The Way the Cookie Crumbles
How much did Proust know about madeleines?
My criteria knocked many supposedly "authentic" recipes out of contention. In The Way To Cook, Julia Child touts hers as "presumably the true Madeleine from Commercy, the one Marcel Proust dipped in his tea." But she turns out to be an incorrigible batter rester. Not only that, she beats the flour into the egg and sugar mixture, a sure way to develop the flour's gluten and produce a denser, uncrumby madeleine.
Dining With Proust, a cookbook that re-creates dozens of dishes from Remembrance, is co-authored by Anne Borrel, founder of the Proust Museum in Illiers-Combray. But the book's recipe calls for resting the batter a full hour-and-a-half and, worst of all, includes honey, notorious for its hygroscopic properties.
I found two recipes that looked promising. In the Food Lover's Guide to Paris, French food expert Patricia Wells champions dry madeleines. "The best, freshest madeleine has a dry, almost dusty taste when eaten on its own," she tells us. Being soaked in tea is what brings it to life. The relatively low butter, sugar, and egg content in Wells' recipe gave me hope.

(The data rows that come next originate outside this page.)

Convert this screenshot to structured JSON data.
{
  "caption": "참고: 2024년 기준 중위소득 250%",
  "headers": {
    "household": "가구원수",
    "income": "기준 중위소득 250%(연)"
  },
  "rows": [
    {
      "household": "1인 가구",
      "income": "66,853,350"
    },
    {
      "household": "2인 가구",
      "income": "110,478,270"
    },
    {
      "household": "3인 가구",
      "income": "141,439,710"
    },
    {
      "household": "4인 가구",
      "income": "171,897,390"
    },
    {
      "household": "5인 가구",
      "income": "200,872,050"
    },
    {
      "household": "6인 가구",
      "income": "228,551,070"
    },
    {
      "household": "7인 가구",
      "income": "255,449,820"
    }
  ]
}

In The Making of a Cook, Madeleine Kamman traces her recipe's lineage back to the 18th century and maybe even to "Madeleine Paumier … the young girl who … presented the first known madeleines to King Louis XV of France." She is adamant that the flour be folded into the batter, not beaten, to avoid the dreaded gluten development. Neither a batter beater, nor a batter rester, she was my strongest candidate.
I pulled out my mother's old early-Julia Child-era imported madeleine molds and set to work.
My first batch of the Kamman madeleines came out of the oven smelling great but looking terrible. I picked up one of the misshapen blobs. Not much resemblance to Proust's "little scallop shell pastry, so richly sensual under its severe, religious fold." But was it a crumb-producer?
I broke off a piece, dropped it into a glass of tea, and waited a minute. I prodded the cookie with my spoon. Looking very closely I saw only two small bits at the bottom of the glass. I stirred again, and a couple more appeared. The crumb production was underwhelming.
A madeleine morsel, it turns out, is a hardy little customer. Protected by a lightly browned layer, it does not disintegrate. Close examination revealed that it doesn't truly "soften," but absorbs liquid like a sponge, retaining its structural integrity. The locus of crumb production is confined to the narrow, exposed lens-shaped surface at the break-off line (see fig. 2).
Would another recipe yield more Proustian results? Patricia Wells' fared no better. (Except, perhaps, in terms of taste. Her madeleines, supposedly "dry, dusty" tea-soaker-uppers, were delicious on their own. Half the batch disappeared while the tea was brewing.) Wells' madeleines produced no more crumbs than Kamman's. Julia Child's, as I expected, were equally crumb-free.
Things were looking bad for M. Proust. The sickly author, who hardly left his cork-lined bedroom in Paris for a dozen years, from 1910 until his death in 1922, supposedly channeled an entire world in all its precise sensations, setting it down on paper for us to re-experience. But my mind was afflicted with a blasphemous thought: Could Proust's madeleine ever have existed? Could it be he … made it all up?
I had one theory in reserve. Maybe Proust's Madeleine was stale. Unthinkable? Not necessarily. Proust was not finicky about his sensory stimuli—the fictional Marcel is even propelled into a reverie at one point by the dank smell of a lavatory.
Edmund Levin is a writer/producer at ABC's Good Morning America.
Drawings by Lilia Levin.